# RECORDS PROVIDED
※

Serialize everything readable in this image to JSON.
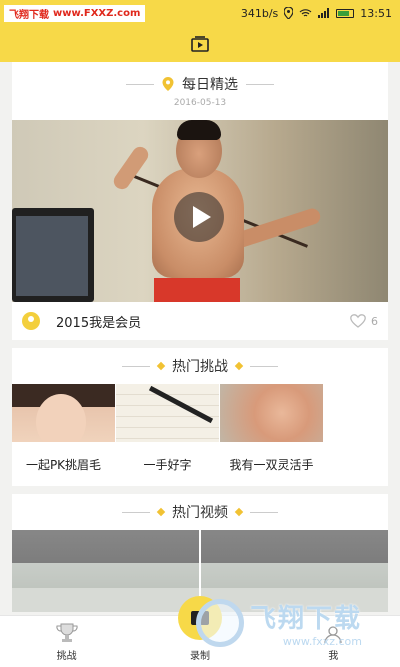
{
  "watermark": {
    "top_left_brand": "飞翔下载",
    "top_left_url": "www.FXXZ.com",
    "bottom_right_brand": "飞翔下载",
    "bottom_right_url": "www.fxxz.com"
  },
  "status_bar": {
    "speed": "341b/s",
    "time": "13:51",
    "battery_level": 0.75,
    "icons": [
      "location-icon",
      "wifi-icon",
      "signal-icon",
      "battery-icon"
    ]
  },
  "header": {
    "logo_icon": "tv-play-icon",
    "bg_color": "#f7d948"
  },
  "daily_pick": {
    "title": "每日精选",
    "date": "2016-05-13",
    "video": {
      "title": "2015我是会员",
      "likes": "6"
    }
  },
  "hot_challenges": {
    "title": "热门挑战",
    "items": [
      {
        "label": "一起PK挑眉毛"
      },
      {
        "label": "一手好字"
      },
      {
        "label": "我有一双灵活手"
      }
    ]
  },
  "hot_videos": {
    "title": "热门视频"
  },
  "bottom_nav": {
    "items": [
      {
        "label": "挑战",
        "icon": "trophy-icon"
      },
      {
        "label": "录制",
        "icon": "camera-icon"
      },
      {
        "label": "我",
        "icon": "user-icon"
      }
    ]
  },
  "colors": {
    "accent": "#f7d948",
    "diamond": "#f1c233"
  }
}
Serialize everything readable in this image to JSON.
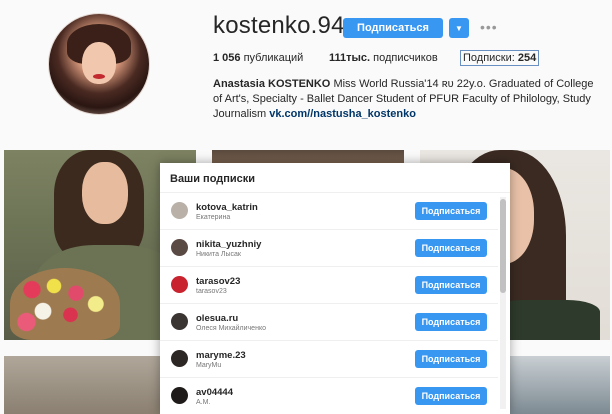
{
  "profile": {
    "username": "kostenko.94",
    "follow_label": "Подписаться",
    "more_label": "•••",
    "posts_count": "1 056",
    "posts_label": "публикаций",
    "followers_count": "111тыс.",
    "followers_label": "подписчиков",
    "following_label": "Подписки:",
    "following_count": "254",
    "bio_name": "Anastasia KOSTENKO",
    "bio_text": "Miss World Russia'14 ʀᴜ 22y.o. Graduated of College of Art's, Specialty - Ballet Dancer Student of PFUR Faculty of Philology, Study Journalism",
    "bio_link": "vk.com//nastusha_kostenko"
  },
  "modal": {
    "title": "Ваши подписки",
    "button_label": "Подписаться",
    "users": [
      {
        "username": "kotova_katrin",
        "name": "Екатерина",
        "avatar_color": "#b9b1a8"
      },
      {
        "username": "nikita_yuzhniy",
        "name": "Никита Лысак",
        "avatar_color": "#5a4a44"
      },
      {
        "username": "tarasov23",
        "name": "tarasov23",
        "avatar_color": "#c8232e"
      },
      {
        "username": "olesua.ru",
        "name": "Олеся Михайличенко",
        "avatar_color": "#3a3432"
      },
      {
        "username": "maryme.23",
        "name": "MaryMu",
        "avatar_color": "#2c2624"
      },
      {
        "username": "av04444",
        "name": "A.M.",
        "avatar_color": "#1f1b1a"
      }
    ]
  },
  "colors": {
    "accent": "#3897f0",
    "link": "#003569"
  }
}
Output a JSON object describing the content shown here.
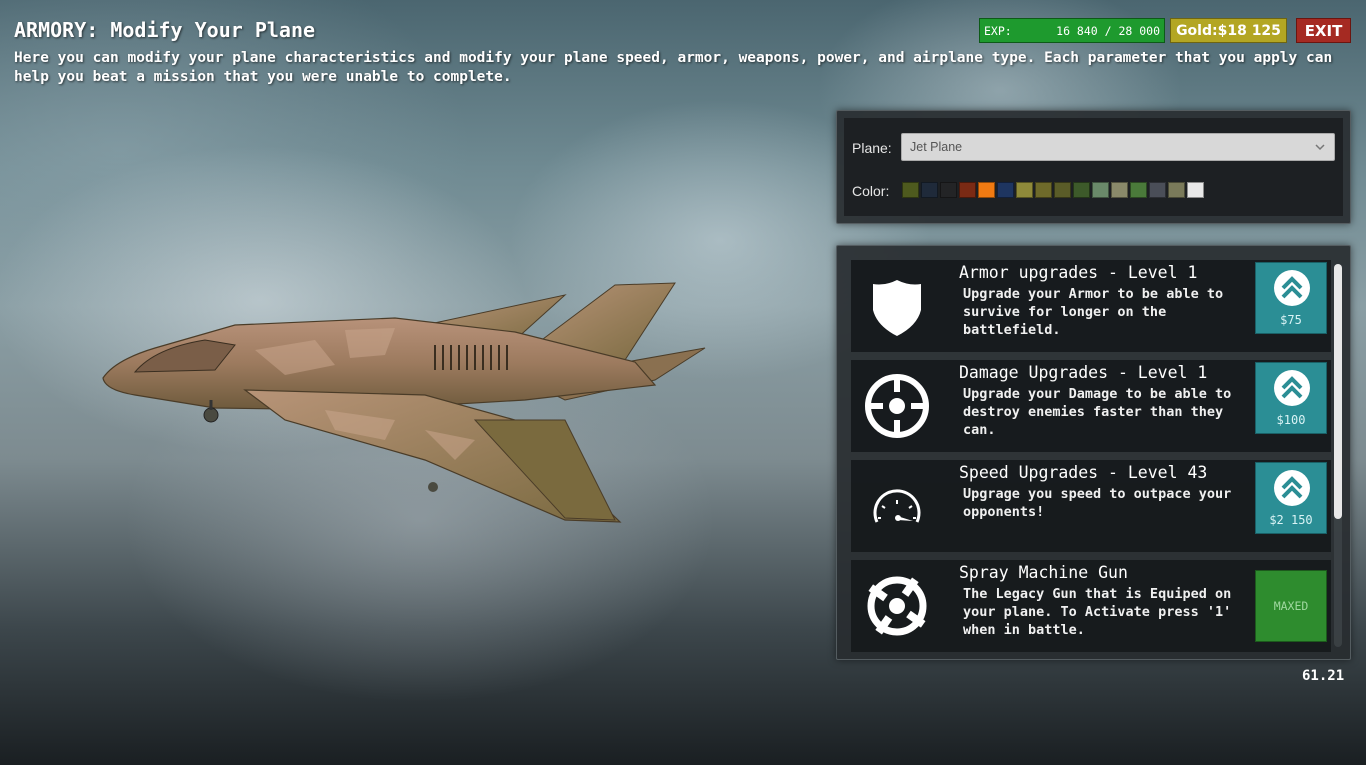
{
  "header": {
    "title": "ARMORY: Modify Your Plane",
    "description": "Here you can modify your plane characteristics and modify your plane speed, armor, weapons, power, and airplane type. Each parameter that you apply can help you beat a mission that you were unable to complete."
  },
  "hud": {
    "exp_label": "EXP:",
    "exp_value": "16 840 / 28 000",
    "gold_label": "Gold:",
    "gold_value": "$18 125",
    "exit_label": "EXIT"
  },
  "plane_panel": {
    "plane_label": "Plane:",
    "plane_selected": "Jet Plane",
    "color_label": "Color:",
    "colors": [
      "#4e5a1e",
      "#1f2a3a",
      "#232426",
      "#7a2a14",
      "#f07a12",
      "#1e3560",
      "#8f8a3a",
      "#6e6a2a",
      "#5a5c28",
      "#3d5a2a",
      "#6a8a6a",
      "#8a8a6a",
      "#4a7a3a",
      "#4a4e58",
      "#7a7a5a",
      "#e8e8e8"
    ]
  },
  "upgrades": [
    {
      "title": "Armor upgrades - Level 1",
      "description": "Upgrade your Armor to be able to survive for longer on the battlefield.",
      "icon": "shield-icon",
      "price": "$75"
    },
    {
      "title": "Damage Upgrades - Level 1",
      "description": "Upgrade your Damage to be able to destroy enemies faster than they can.",
      "icon": "crosshair-icon",
      "price": "$100"
    },
    {
      "title": "Speed Upgrades - Level 43",
      "description": "Upgrage you speed to outpace your opponents!",
      "icon": "speedometer-icon",
      "price": "$2 150"
    },
    {
      "title": "Spray Machine Gun",
      "description": "The Legacy Gun that is Equiped on your plane. To Activate press '1' when in battle.",
      "icon": "gun-target-icon",
      "status": "MAXED"
    }
  ],
  "fps": "61.21",
  "colors": {
    "exp_bar": "#1e9a2e",
    "gold": "#b3a623",
    "exit": "#a52a22",
    "upgrade_button": "#2b8e95",
    "maxed": "#2e8c2e"
  }
}
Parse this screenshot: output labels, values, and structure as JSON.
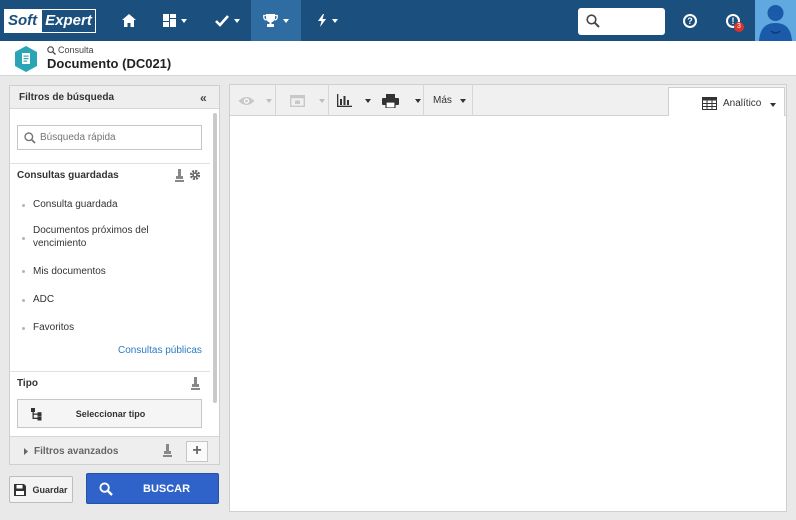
{
  "topbar": {
    "logo_part1": "Soft",
    "logo_part2": "Expert",
    "nav": [
      {
        "icon": "home-icon"
      },
      {
        "icon": "dashboard-icon"
      },
      {
        "icon": "check-icon"
      },
      {
        "icon": "trophy-icon",
        "active": true
      },
      {
        "icon": "lightning-icon"
      }
    ],
    "notification_count": "3",
    "colors": {
      "bar": "#1b4f7e",
      "active": "#2f6ca2",
      "badge": "#d9342b"
    }
  },
  "header": {
    "breadcrumb": "Consulta",
    "title": "Documento (DC021)",
    "badge_color": "#2aa5b5"
  },
  "filters": {
    "title": "Filtros de búsqueda",
    "quick_search_placeholder": "Búsqueda rápida",
    "saved_queries_title": "Consultas guardadas",
    "saved_queries": [
      "Consulta guardada",
      "Documentos próximos del vencimiento",
      "Mis documentos",
      "ADC",
      "Favoritos"
    ],
    "public_queries_link": "Consultas públicas",
    "type_title": "Tipo",
    "select_type_label": "Seleccionar tipo",
    "advanced_filters_label": "Filtros avanzados"
  },
  "actions": {
    "save_label": "Guardar",
    "search_label": "BUSCAR",
    "search_color": "#2f63c9"
  },
  "toolbar": {
    "more_label": "Más",
    "view_label": "Analítico"
  }
}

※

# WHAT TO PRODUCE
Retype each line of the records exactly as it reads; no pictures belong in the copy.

# RESULT FOR THIS EXERCISE
Serialize everything readable in this image to JSON.
{
  "watermark": {
    "top_left_brand": "飞翔下载",
    "top_left_url": "www.FXXZ.com",
    "bottom_right_brand": "飞翔下载",
    "bottom_right_url": "www.fxxz.com"
  },
  "status_bar": {
    "speed": "341b/s",
    "time": "13:51",
    "battery_level": 0.75,
    "icons": [
      "location-icon",
      "wifi-icon",
      "signal-icon",
      "battery-icon"
    ]
  },
  "header": {
    "logo_icon": "tv-play-icon",
    "bg_color": "#f7d948"
  },
  "daily_pick": {
    "title": "每日精选",
    "date": "2016-05-13",
    "video": {
      "title": "2015我是会员",
      "likes": "6"
    }
  },
  "hot_challenges": {
    "title": "热门挑战",
    "items": [
      {
        "label": "一起PK挑眉毛"
      },
      {
        "label": "一手好字"
      },
      {
        "label": "我有一双灵活手"
      }
    ]
  },
  "hot_videos": {
    "title": "热门视频"
  },
  "bottom_nav": {
    "items": [
      {
        "label": "挑战",
        "icon": "trophy-icon"
      },
      {
        "label": "录制",
        "icon": "camera-icon"
      },
      {
        "label": "我",
        "icon": "user-icon"
      }
    ]
  },
  "colors": {
    "accent": "#f7d948",
    "diamond": "#f1c233"
  }
}
Serialize everything readable in this image to JSON.
{
  "profile": {
    "username": "kostenko.94",
    "follow_label": "Подписаться",
    "more_label": "•••",
    "posts_count": "1 056",
    "posts_label": "публикаций",
    "followers_count": "111тыс.",
    "followers_label": "подписчиков",
    "following_label": "Подписки:",
    "following_count": "254",
    "bio_name": "Anastasia KOSTENKO",
    "bio_text": "Miss World Russia'14 ʀᴜ 22y.o. Graduated of College of Art's, Specialty - Ballet Dancer Student of PFUR Faculty of Philology, Study Journalism",
    "bio_link": "vk.com//nastusha_kostenko"
  },
  "modal": {
    "title": "Ваши подписки",
    "button_label": "Подписаться",
    "users": [
      {
        "username": "kotova_katrin",
        "name": "Екатерина",
        "avatar_color": "#b9b1a8"
      },
      {
        "username": "nikita_yuzhniy",
        "name": "Никита Лысак",
        "avatar_color": "#5a4a44"
      },
      {
        "username": "tarasov23",
        "name": "tarasov23",
        "avatar_color": "#c8232e"
      },
      {
        "username": "olesua.ru",
        "name": "Олеся Михайличенко",
        "avatar_color": "#3a3432"
      },
      {
        "username": "maryme.23",
        "name": "MaryMu",
        "avatar_color": "#2c2624"
      },
      {
        "username": "av04444",
        "name": "A.M.",
        "avatar_color": "#1f1b1a"
      }
    ]
  },
  "colors": {
    "accent": "#3897f0",
    "link": "#003569"
  }
}
Output a JSON object describing the content shown here.
{
  "header": {
    "title": "ARMORY: Modify Your Plane",
    "description": "Here you can modify your plane characteristics and modify your plane speed, armor, weapons, power, and airplane type. Each parameter that you apply can help you beat a mission that you were unable to complete."
  },
  "hud": {
    "exp_label": "EXP:",
    "exp_value": "16 840 / 28 000",
    "gold_label": "Gold:",
    "gold_value": "$18 125",
    "exit_label": "EXIT"
  },
  "plane_panel": {
    "plane_label": "Plane:",
    "plane_selected": "Jet Plane",
    "color_label": "Color:",
    "colors": [
      "#4e5a1e",
      "#1f2a3a",
      "#232426",
      "#7a2a14",
      "#f07a12",
      "#1e3560",
      "#8f8a3a",
      "#6e6a2a",
      "#5a5c28",
      "#3d5a2a",
      "#6a8a6a",
      "#8a8a6a",
      "#4a7a3a",
      "#4a4e58",
      "#7a7a5a",
      "#e8e8e8"
    ]
  },
  "upgrades": [
    {
      "title": "Armor upgrades - Level 1",
      "description": "Upgrade your Armor to be able to survive for longer on the battlefield.",
      "icon": "shield-icon",
      "price": "$75"
    },
    {
      "title": "Damage Upgrades - Level 1",
      "description": "Upgrade your Damage to be able to destroy enemies faster than they can.",
      "icon": "crosshair-icon",
      "price": "$100"
    },
    {
      "title": "Speed Upgrades - Level 43",
      "description": "Upgrage you speed to outpace your opponents!",
      "icon": "speedometer-icon",
      "price": "$2 150"
    },
    {
      "title": "Spray Machine Gun",
      "description": "The Legacy Gun that is Equiped on your plane. To Activate press '1' when in battle.",
      "icon": "gun-target-icon",
      "status": "MAXED"
    }
  ],
  "fps": "61.21",
  "colors": {
    "exp_bar": "#1e9a2e",
    "gold": "#b3a623",
    "exit": "#a52a22",
    "upgrade_button": "#2b8e95",
    "maxed": "#2e8c2e"
  }
}
Parse this screenshot: output labels, values, and structure as JSON.
{
  "topbar": {
    "logo_part1": "Soft",
    "logo_part2": "Expert",
    "nav": [
      {
        "icon": "home-icon"
      },
      {
        "icon": "dashboard-icon"
      },
      {
        "icon": "check-icon"
      },
      {
        "icon": "trophy-icon",
        "active": true
      },
      {
        "icon": "lightning-icon"
      }
    ],
    "notification_count": "3",
    "colors": {
      "bar": "#1b4f7e",
      "active": "#2f6ca2",
      "badge": "#d9342b"
    }
  },
  "header": {
    "breadcrumb": "Consulta",
    "title": "Documento (DC021)",
    "badge_color": "#2aa5b5"
  },
  "filters": {
    "title": "Filtros de búsqueda",
    "quick_search_placeholder": "Búsqueda rápida",
    "saved_queries_title": "Consultas guardadas",
    "saved_queries": [
      "Consulta guardada",
      "Documentos próximos del vencimiento",
      "Mis documentos",
      "ADC",
      "Favoritos"
    ],
    "public_queries_link": "Consultas públicas",
    "type_title": "Tipo",
    "select_type_label": "Seleccionar tipo",
    "advanced_filters_label": "Filtros avanzados"
  },
  "actions": {
    "save_label": "Guardar",
    "search_label": "BUSCAR",
    "search_color": "#2f63c9"
  },
  "toolbar": {
    "more_label": "Más",
    "view_label": "Analítico"
  }
}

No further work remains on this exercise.